…the end of the South Eastern runway, Honingham Road, Western Longville. The most accessible publicly visible bit of the airfield left. The first station built in Norfolk for WW2 use. Originally RAF flying Blenheims and Bostons, it passed to USAAF as designation station 120. The Yanks flew as part of 319th Bomb Group medium flying B-25 Mitchells, which then moved to North Africa, so it became a training base with a few B24s, then it passed briefly to the Dutch air Force flying Mitchells. Finally it closed for a while, while runway extensions were added and reopened in March 1944 as 466th Bombardment Group Heavy, flying liberators. There’s plenty of info out there on this so I’ll leave it to them to provide it.
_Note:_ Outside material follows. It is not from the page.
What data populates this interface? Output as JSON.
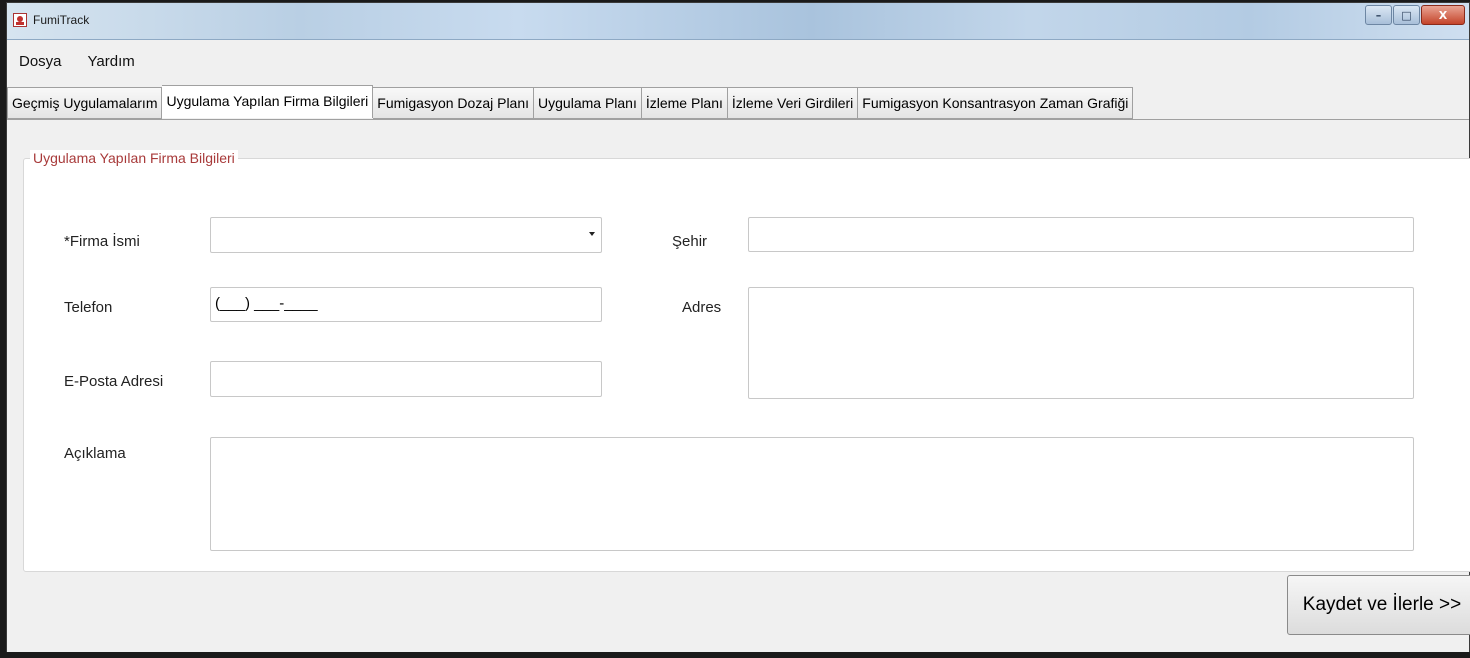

It’s odd, I went hunting this one full of expectation, it’s remarkably complete, with all the runways pretty much intact, dispersal area, even a control tower and various buildings, The reality of a preserved site is rather different, because it’s a turkey farm obviously the access is really limited, gates, lots of bushes and trees planted along the edges, so bits like this runway and a few chunks of dispersal are all you can really easily get to. What’s odder is the next one I’ve visited which promised so little contains so much more to seek out and was far more  intriguing despite the removal of nearly all of the runways.

RAF Attlebridge © Nick Stone 2012 c

Above is RAF Attlebridge’s main runway complete with turkey sheds and phone lines neither of which are there in my head as fat bodied inelegant Liberators from 68 years ago slip through some temporal hole in my cortex and thunder over me like an airfixated kid.

And below; less atmosphere here than you’d think was possible, The mechanisation of farming is just a fact of life really, so it’s Turkey sheds and checkpoints. This is the Western End of the Main West East Runway, It’s also where the trucks turn up to load up Turkeys or escalopes of said turkeys or something. It’s Bootiful obviously… *sigh*

RAF Attlebridge © Nick Stone 2012 a

I ‘d driven pretty much the entire perimeter at this point and stopped at about 15 dispersals, the memorial, some tank traps, got looked at funny by some people. there’s little point in recording a lot of it, as it’s all so hidden as mentioned previously or just hugely unphotogenic, as is this. As an interesting addenda, some friends of mine have been looking at Attlebridge Station, which would have been important to the airbase, here they found a pile of burnt and broken sheet glass, part of teh roof from Norwich City Station on Barn Road dumped there down the line after the Luftwaffe had burnt it out.

RAF Attlebridge